Stand Tall is one of the more poetic tracks in the record. Though it still has that funk vibe to it, it’s not as blunt without being too plain. That chant breakdown is something to look forward to. Give me morning/When you’re gone to yourself.
Everybody’s calling Awaken, My Love! a more mature Gambino. They say the lyrics are deeper and more meaningful. However, I think that his previous material were just as intelligent and substantial it was just harder to read in between his witty and playful lines.
Overall, I enjoyed the record. It was fun seeing Childish Gambino take a different step with his material. Follow Donald Glover on Facebook, if you don’t already. Also, here’s a live version of Redbone.
Her smile met my eyes,

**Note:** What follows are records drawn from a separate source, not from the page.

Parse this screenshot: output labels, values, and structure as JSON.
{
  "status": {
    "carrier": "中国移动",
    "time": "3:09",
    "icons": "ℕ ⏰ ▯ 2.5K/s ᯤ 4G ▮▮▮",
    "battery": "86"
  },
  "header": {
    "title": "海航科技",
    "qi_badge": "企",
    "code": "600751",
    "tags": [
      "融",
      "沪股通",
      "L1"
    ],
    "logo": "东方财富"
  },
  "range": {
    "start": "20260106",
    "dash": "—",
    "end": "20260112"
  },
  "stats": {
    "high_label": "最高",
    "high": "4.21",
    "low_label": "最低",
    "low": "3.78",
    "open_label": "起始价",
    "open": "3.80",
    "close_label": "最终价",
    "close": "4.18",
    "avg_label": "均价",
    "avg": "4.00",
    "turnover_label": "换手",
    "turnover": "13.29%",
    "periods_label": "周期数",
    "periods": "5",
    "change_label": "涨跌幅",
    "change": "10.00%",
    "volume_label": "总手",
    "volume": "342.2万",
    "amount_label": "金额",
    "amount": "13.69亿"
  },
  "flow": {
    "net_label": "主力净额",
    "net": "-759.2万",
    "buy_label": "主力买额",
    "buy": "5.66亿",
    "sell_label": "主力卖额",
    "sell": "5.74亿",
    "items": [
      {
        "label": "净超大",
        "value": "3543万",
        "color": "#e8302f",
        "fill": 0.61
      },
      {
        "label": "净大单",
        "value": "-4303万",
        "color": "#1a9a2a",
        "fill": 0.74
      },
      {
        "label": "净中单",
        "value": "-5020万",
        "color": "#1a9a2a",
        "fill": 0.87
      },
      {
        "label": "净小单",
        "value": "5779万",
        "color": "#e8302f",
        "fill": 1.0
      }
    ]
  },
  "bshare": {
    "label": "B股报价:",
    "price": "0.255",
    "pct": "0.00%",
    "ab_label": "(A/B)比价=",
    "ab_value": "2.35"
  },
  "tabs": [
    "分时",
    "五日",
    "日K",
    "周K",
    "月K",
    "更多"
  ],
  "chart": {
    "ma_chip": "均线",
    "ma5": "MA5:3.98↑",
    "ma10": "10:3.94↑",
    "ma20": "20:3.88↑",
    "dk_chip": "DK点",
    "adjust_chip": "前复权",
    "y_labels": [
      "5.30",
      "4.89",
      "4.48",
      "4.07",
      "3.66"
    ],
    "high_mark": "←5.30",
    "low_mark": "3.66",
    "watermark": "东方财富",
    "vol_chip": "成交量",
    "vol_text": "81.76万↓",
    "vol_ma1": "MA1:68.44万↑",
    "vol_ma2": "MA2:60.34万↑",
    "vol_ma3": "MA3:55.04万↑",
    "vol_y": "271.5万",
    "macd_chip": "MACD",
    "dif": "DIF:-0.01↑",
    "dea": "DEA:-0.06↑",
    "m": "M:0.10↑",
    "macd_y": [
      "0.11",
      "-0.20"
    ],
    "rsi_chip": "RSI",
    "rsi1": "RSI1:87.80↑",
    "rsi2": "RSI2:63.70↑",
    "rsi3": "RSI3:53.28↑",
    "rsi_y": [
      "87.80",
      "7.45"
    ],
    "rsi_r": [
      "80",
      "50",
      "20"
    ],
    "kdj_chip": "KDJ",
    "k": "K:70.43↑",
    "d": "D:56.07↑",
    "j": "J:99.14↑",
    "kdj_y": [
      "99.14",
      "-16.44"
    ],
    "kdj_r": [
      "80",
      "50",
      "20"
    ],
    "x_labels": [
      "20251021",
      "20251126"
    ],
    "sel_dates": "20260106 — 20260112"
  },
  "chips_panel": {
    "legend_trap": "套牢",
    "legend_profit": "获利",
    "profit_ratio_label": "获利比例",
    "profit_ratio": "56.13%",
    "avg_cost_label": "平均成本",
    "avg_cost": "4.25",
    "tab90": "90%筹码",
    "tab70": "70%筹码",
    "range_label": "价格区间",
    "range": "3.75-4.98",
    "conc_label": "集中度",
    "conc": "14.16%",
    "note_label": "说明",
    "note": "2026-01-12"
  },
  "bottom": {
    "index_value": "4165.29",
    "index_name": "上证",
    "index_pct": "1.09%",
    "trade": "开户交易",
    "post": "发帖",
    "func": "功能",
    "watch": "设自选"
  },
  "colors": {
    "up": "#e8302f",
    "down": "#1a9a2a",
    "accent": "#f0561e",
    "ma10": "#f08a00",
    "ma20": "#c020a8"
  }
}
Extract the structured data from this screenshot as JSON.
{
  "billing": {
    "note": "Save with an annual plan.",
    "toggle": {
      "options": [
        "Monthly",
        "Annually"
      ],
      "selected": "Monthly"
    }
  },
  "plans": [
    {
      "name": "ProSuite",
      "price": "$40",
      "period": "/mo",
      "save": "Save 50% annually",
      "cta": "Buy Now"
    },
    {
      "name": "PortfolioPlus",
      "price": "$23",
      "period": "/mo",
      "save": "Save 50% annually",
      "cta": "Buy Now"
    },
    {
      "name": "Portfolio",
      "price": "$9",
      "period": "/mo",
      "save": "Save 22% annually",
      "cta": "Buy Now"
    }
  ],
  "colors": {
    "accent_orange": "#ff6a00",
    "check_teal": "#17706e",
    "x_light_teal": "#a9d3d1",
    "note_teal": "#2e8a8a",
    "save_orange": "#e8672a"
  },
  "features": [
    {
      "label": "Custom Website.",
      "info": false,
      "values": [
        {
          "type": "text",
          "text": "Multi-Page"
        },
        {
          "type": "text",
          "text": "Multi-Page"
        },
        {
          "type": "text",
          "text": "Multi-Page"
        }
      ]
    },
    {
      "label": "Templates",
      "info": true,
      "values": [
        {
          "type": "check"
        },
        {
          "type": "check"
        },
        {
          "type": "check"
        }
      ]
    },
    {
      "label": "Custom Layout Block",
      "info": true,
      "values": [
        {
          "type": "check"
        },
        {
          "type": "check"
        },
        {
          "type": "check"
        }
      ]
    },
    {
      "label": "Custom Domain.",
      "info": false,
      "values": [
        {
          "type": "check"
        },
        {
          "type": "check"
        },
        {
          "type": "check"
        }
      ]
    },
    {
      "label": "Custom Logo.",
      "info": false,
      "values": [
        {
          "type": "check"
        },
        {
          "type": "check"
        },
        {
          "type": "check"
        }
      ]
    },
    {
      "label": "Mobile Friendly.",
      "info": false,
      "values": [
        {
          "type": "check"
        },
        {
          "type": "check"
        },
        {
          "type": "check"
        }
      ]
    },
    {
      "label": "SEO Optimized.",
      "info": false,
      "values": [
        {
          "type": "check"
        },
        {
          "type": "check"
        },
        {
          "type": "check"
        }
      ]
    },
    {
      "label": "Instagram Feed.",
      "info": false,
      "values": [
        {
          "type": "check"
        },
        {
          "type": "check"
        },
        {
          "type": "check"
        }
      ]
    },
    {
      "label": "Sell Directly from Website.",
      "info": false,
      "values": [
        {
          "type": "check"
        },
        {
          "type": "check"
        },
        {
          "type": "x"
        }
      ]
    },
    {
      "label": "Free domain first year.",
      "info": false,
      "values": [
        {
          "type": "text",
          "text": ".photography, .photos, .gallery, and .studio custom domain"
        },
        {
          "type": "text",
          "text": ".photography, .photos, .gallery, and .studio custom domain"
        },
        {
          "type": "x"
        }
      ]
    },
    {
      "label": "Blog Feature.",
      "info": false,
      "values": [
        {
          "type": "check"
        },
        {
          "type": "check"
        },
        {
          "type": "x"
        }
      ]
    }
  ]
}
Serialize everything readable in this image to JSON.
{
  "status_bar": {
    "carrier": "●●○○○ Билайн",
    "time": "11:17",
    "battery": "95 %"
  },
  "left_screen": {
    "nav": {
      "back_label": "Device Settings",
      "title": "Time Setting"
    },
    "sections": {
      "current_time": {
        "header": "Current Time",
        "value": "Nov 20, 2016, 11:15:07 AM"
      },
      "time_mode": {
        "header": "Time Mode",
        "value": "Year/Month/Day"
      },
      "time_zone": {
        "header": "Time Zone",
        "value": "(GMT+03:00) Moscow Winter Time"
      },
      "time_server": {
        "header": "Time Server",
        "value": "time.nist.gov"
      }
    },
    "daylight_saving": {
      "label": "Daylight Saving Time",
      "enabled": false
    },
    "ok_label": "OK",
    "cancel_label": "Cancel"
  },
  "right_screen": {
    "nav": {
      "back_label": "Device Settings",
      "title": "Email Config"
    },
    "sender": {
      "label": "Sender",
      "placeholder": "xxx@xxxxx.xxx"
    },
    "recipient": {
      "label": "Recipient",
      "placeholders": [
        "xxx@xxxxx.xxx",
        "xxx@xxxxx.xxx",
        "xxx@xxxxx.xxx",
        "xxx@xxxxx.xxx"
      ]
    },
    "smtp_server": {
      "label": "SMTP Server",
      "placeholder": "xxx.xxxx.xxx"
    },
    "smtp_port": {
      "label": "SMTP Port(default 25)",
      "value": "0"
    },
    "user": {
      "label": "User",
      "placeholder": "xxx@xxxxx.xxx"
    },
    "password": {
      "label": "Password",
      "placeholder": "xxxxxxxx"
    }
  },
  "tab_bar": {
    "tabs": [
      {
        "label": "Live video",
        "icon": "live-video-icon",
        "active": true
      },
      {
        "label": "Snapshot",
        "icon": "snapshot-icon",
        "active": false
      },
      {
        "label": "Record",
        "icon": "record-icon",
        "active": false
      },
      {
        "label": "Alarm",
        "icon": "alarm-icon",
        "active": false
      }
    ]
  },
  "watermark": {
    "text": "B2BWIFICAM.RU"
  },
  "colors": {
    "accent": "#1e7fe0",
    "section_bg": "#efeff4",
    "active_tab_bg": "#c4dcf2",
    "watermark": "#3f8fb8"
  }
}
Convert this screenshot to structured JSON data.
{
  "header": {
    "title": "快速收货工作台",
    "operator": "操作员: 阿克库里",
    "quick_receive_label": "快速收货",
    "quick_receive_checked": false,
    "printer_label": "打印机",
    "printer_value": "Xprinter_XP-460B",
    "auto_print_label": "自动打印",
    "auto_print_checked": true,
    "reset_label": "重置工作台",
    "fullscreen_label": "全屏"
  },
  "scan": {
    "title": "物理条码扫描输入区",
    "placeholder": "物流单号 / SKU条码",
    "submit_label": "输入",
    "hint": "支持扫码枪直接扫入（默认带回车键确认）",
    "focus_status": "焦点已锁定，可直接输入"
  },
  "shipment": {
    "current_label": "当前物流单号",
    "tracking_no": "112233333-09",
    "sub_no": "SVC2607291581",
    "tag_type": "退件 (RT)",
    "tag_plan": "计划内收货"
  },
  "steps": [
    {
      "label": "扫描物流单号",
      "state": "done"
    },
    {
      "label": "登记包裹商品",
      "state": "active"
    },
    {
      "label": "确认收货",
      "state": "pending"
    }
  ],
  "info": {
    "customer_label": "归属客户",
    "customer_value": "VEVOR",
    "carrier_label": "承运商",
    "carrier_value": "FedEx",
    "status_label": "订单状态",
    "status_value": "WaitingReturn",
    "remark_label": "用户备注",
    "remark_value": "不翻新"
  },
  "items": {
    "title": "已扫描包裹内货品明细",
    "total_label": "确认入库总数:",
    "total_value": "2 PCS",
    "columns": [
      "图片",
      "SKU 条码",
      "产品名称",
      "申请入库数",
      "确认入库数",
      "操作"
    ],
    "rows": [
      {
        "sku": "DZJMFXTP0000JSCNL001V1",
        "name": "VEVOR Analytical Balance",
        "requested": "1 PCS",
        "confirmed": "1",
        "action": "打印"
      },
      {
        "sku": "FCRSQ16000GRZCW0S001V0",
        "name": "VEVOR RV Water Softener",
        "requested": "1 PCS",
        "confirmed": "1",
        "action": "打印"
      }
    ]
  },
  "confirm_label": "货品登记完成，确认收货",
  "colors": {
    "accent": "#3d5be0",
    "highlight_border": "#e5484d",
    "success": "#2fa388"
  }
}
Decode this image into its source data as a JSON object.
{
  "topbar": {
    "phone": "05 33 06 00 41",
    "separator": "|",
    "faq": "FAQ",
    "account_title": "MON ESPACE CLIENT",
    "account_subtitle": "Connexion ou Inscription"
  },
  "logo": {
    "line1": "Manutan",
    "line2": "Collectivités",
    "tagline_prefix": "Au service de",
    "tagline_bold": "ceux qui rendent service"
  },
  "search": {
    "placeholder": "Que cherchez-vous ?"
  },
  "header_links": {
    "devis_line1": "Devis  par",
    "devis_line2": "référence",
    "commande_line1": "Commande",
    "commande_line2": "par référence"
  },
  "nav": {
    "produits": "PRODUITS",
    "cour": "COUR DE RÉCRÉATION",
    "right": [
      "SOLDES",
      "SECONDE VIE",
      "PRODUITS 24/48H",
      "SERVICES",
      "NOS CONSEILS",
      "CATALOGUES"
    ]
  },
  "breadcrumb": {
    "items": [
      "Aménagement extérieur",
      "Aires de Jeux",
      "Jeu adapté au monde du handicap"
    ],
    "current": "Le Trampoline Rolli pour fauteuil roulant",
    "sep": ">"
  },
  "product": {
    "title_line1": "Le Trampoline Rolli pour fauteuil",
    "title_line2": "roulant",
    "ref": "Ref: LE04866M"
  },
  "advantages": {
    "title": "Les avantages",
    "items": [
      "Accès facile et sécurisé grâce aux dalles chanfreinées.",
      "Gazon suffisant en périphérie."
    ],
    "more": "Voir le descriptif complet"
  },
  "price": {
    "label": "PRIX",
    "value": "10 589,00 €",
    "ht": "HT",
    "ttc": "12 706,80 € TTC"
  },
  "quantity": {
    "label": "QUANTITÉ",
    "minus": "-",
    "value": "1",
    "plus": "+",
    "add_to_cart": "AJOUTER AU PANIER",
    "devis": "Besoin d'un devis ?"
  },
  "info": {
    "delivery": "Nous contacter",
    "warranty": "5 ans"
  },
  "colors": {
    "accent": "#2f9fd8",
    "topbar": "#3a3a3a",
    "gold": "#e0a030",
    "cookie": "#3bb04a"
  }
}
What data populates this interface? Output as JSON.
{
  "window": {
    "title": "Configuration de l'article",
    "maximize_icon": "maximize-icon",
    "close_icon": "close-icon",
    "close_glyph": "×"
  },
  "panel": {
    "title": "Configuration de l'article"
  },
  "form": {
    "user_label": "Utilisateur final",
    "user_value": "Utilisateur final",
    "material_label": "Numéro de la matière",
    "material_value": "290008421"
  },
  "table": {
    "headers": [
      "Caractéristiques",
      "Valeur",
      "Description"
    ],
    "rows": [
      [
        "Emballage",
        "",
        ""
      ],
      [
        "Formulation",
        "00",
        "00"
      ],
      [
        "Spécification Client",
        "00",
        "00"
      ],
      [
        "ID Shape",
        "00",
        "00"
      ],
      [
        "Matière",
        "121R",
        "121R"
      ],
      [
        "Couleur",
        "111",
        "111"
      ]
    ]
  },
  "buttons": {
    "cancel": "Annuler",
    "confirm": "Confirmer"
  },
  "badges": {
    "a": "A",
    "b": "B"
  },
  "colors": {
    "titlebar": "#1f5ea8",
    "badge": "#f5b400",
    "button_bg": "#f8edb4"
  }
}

As I turned from reading the horizon.
The setting sun transformed her,
A bloodless deity.
I wouldn’t have noticed her come in,
If I wanted to.
She wouldn’t have,
Wanted me to.
She wanted me too.
Psychic, she shook her head,
Before I could ask my tired question.
“Stay as long as you need,”
I say with still lips instead.
Neither an approval nor a denial
I couldn’t remember,
The last time I’ve seen darkness.
Sleep isn’t for those,
I let the sun get bored,
Of our still play.
Statues on stage.
Ballet-ing to the silence in our stares,
To the beat of off-beat hearts.
I gave no permission to the moon.
The night was here
She had faded, but not her smile
All that remained were words unsaid.
Word count: 138
This piece was one of the entries in the first and currently only chapbook I’ve ever put out. The collection is called Precognition and it contains 12 poems. Hit me up if you are interested in a physical copy.
Reese Lansangan dropped a video for Grammar Nazi late last month. Directed by Gerard Lopez, the video is an apt projection of the song. Like the track, the video is fun and has tons of replay value. The video follows cutesy grammar girl scouts, The Grammar Patrol, and their campaign against bad grammar.
The video is well made in that it has a certain flow. Though some shots, I think, are awkward, the post-prod team did well to make the video cohesive. Also, film grain on pastel strangely works out pretty well.
Grammar Nazi is one of my favorite tracks from Arigato Internet. Click through for my review of the record. You can also follow Reese Lansangan on her Facebook and other social media for more updates on this and her future work.
Chris Riddell, British illustrator and political cartoonist, posted his take on Neil Gaiman’s Instructions earlier this month. The poem, previously published in books including Trigger Warning, Fragile Things, and its own self-titled picture book with illustrations by Charles Vess, is described by Gaiman as “What to do if you find yourself inside a fairy tale.”
The Instructions’ vagueness may lead readers to consider it as a sort of practical advice for real life, but I’ve found that it is best enjoyed as the fanciful adventure world Gaiman has meant it to be. Besides, I think the ambiguity is part of its charm. I had not seen or read any of the previous interpretations before coming across this one on Facebook, and I very much enjoyed it.
It is hard not to appreciate Chris Riddell’s take on the piece. The delicate lines of his almost-too-minimalistic art, I think, leaves more to the readers’ wonder and improves the overall experience. The hero’s curls- that grows ever wilder throughout the story and draws readers’ eyes to where the focus is at, is testament to smart character design.